Title: The Witch’s Boy
Author: Kelly Barnhill
Publishing Information: September 16th 2014 by Algonquin Young Readers
Genre: Middle Grade, Fantasy, Adventure
Series Information: Standalone
Format: Hardcover, 384 pages
Source: Obtained an ARC from the publisher via Netgalley
Recommended For: Readers looking for a middle grade novel filled with self discovery and friendship with a perfect blend of darkness and hope.
When Ned and his identical twin brother tumble from their raft into a raging, bewitched river, only Ned survives. Villagers are convinced the wrong boy lived. Sure enough, Ned grows up weak and slow, and stays as much as possible within the safe boundaries of his family’s cottage and yard. But when a Bandit King comes to steal the magic that Ned’s mother, a witch, is meant to protect, it’s Ned who safeguards the magic and summons the strength to protect his family and community.
In the meantime, in another kingdom across the forest that borders Ned’s village lives Áine, the resourceful and pragmatic daughter of the Bandit King. She is haunted by her mother’s last words to her: “The wrong boy will save your life and you will save his.” But when Áine and Ned’s paths cross, can they trust each other long enough to make their way through the treacherous woods and stop the war about to boil over?
There is so much to be said about The Witch’s Boy, right from the beginning I was hooked in the story that was reminiscent of old tales being told over a campfire. Kelly Barnhill managed to weave what felt like a very old story into the life of Ned and his (now dead) twin brother. It was a different way in which the author portrayed our main character, as he was not one, but two boys merged into one by their mother’s love and magic. Ned is described as “the wrong boy” who lived when an accident struck he and his brother. But somehow, Ned manages to grow to mirror his mother’s strength, taking control of the increasingly pushy magic that flows through him. It was a novel filled with different stories that flowed together to tell a very important tale. Overall, the novel was unique and refreshing in the way that the author portrayed the characters and their combined flaws and strengths.

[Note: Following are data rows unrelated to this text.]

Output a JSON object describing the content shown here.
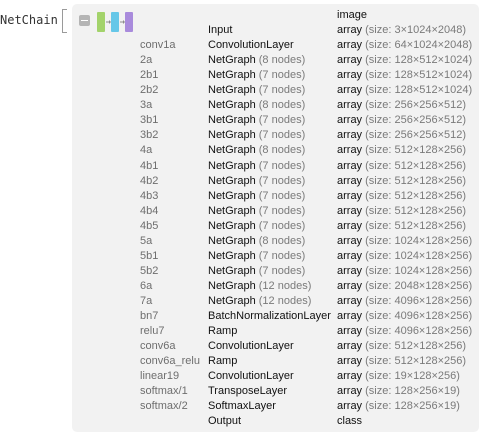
{
  "expression_label": "NetChain",
  "colors": {
    "panel": "#f2f2f2",
    "toggle": "#b5b5b5",
    "icon_green": "#a3d36b",
    "icon_blue": "#66c7e8",
    "icon_purple": "#a98bdc"
  },
  "icons": [
    "collapse-toggle-icon",
    "network-chain-icon"
  ],
  "header": {
    "port_name": "image"
  },
  "rows": [
    {
      "name": "",
      "type": "Input",
      "type_note": "",
      "port_main": "array",
      "port_size": "(size: 3×1024×2048)"
    },
    {
      "name": "conv1a",
      "type": "ConvolutionLayer",
      "type_note": "",
      "port_main": "array",
      "port_size": "(size: 64×1024×2048)"
    },
    {
      "name": "2a",
      "type": "NetGraph",
      "type_note": "(8 nodes)",
      "port_main": "array",
      "port_size": "(size: 128×512×1024)"
    },
    {
      "name": "2b1",
      "type": "NetGraph",
      "type_note": "(7 nodes)",
      "port_main": "array",
      "port_size": "(size: 128×512×1024)"
    },
    {
      "name": "2b2",
      "type": "NetGraph",
      "type_note": "(7 nodes)",
      "port_main": "array",
      "port_size": "(size: 128×512×1024)"
    },
    {
      "name": "3a",
      "type": "NetGraph",
      "type_note": "(8 nodes)",
      "port_main": "array",
      "port_size": "(size: 256×256×512)"
    },
    {
      "name": "3b1",
      "type": "NetGraph",
      "type_note": "(7 nodes)",
      "port_main": "array",
      "port_size": "(size: 256×256×512)"
    },
    {
      "name": "3b2",
      "type": "NetGraph",
      "type_note": "(7 nodes)",
      "port_main": "array",
      "port_size": "(size: 256×256×512)"
    },
    {
      "name": "4a",
      "type": "NetGraph",
      "type_note": "(8 nodes)",
      "port_main": "array",
      "port_size": "(size: 512×128×256)"
    },
    {
      "name": "4b1",
      "type": "NetGraph",
      "type_note": "(7 nodes)",
      "port_main": "array",
      "port_size": "(size: 512×128×256)"
    },
    {
      "name": "4b2",
      "type": "NetGraph",
      "type_note": "(7 nodes)",
      "port_main": "array",
      "port_size": "(size: 512×128×256)"
    },
    {
      "name": "4b3",
      "type": "NetGraph",
      "type_note": "(7 nodes)",
      "port_main": "array",
      "port_size": "(size: 512×128×256)"
    },
    {
      "name": "4b4",
      "type": "NetGraph",
      "type_note": "(7 nodes)",
      "port_main": "array",
      "port_size": "(size: 512×128×256)"
    },
    {
      "name": "4b5",
      "type": "NetGraph",
      "type_note": "(7 nodes)",
      "port_main": "array",
      "port_size": "(size: 512×128×256)"
    },
    {
      "name": "5a",
      "type": "NetGraph",
      "type_note": "(8 nodes)",
      "port_main": "array",
      "port_size": "(size: 1024×128×256)"
    },
    {
      "name": "5b1",
      "type": "NetGraph",
      "type_note": "(7 nodes)",
      "port_main": "array",
      "port_size": "(size: 1024×128×256)"
    },
    {
      "name": "5b2",
      "type": "NetGraph",
      "type_note": "(7 nodes)",
      "port_main": "array",
      "port_size": "(size: 1024×128×256)"
    },
    {
      "name": "6a",
      "type": "NetGraph",
      "type_note": "(12 nodes)",
      "port_main": "array",
      "port_size": "(size: 2048×128×256)"
    },
    {
      "name": "7a",
      "type": "NetGraph",
      "type_note": "(12 nodes)",
      "port_main": "array",
      "port_size": "(size: 4096×128×256)"
    },
    {
      "name": "bn7",
      "type": "BatchNormalizationLayer",
      "type_note": "",
      "port_main": "array",
      "port_size": "(size: 4096×128×256)"
    },
    {
      "name": "relu7",
      "type": "Ramp",
      "type_note": "",
      "port_main": "array",
      "port_size": "(size: 4096×128×256)"
    },
    {
      "name": "conv6a",
      "type": "ConvolutionLayer",
      "type_note": "",
      "port_main": "array",
      "port_size": "(size: 512×128×256)"
    },
    {
      "name": "conv6a_relu",
      "type": "Ramp",
      "type_note": "",
      "port_main": "array",
      "port_size": "(size: 512×128×256)"
    },
    {
      "name": "linear19",
      "type": "ConvolutionLayer",
      "type_note": "",
      "port_main": "array",
      "port_size": "(size: 19×128×256)"
    },
    {
      "name": "softmax/1",
      "type": "TransposeLayer",
      "type_note": "",
      "port_main": "array",
      "port_size": "(size: 128×256×19)"
    },
    {
      "name": "softmax/2",
      "type": "SoftmaxLayer",
      "type_note": "",
      "port_main": "array",
      "port_size": "(size: 128×256×19)"
    },
    {
      "name": "",
      "type": "Output",
      "type_note": "",
      "port_main": "class",
      "port_size": ""
    }
  ]
}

The best things about The Witch’s Boy were the characters and their relationships with one another. I loved Ned for his courage and ability to move forward for the love of his family. I loved Aine for her strength, wit, and the choices that she makes when faced with adversity. Don’t even get me started on the wolf and his loyalties to this pair. Aine’s father had a great backstory that broke my heart a little, which brings me to the second thing that I loved about The Witch’s Boy, the fact that Kelly Barnhill doesn’t shy away from the hard stuff.
If you are familiar with some of my other reviews of middle grade novels, you will remember that the one thing that will make me love a novel geared toward children is the ability to not brush over those “tough” subjects. I’m talking about grief, pain, death, and so on. I have to be honest and say that I was pleasantly surprised while reading The Witch’s Boy because the author does a perfect job of serving the reader a plate of bitter heartache which is then followed up with just enough light and hope to keep one going. I am completely in the mindset that these so called “children’s” novels are often darker than young adult or adult novels because the kids can handle it. Much respect to the author for perfectly blending darkness and light, for showing the reader how to hope and move forward through all sorts of trials.
An added bonus to loving this novel was that I actually met Kelly Barnhill at the Kids Author Carnival a few months ago and she was wonderful. Honestly, one of the nicest people that I have ever had the pleasure of meeting.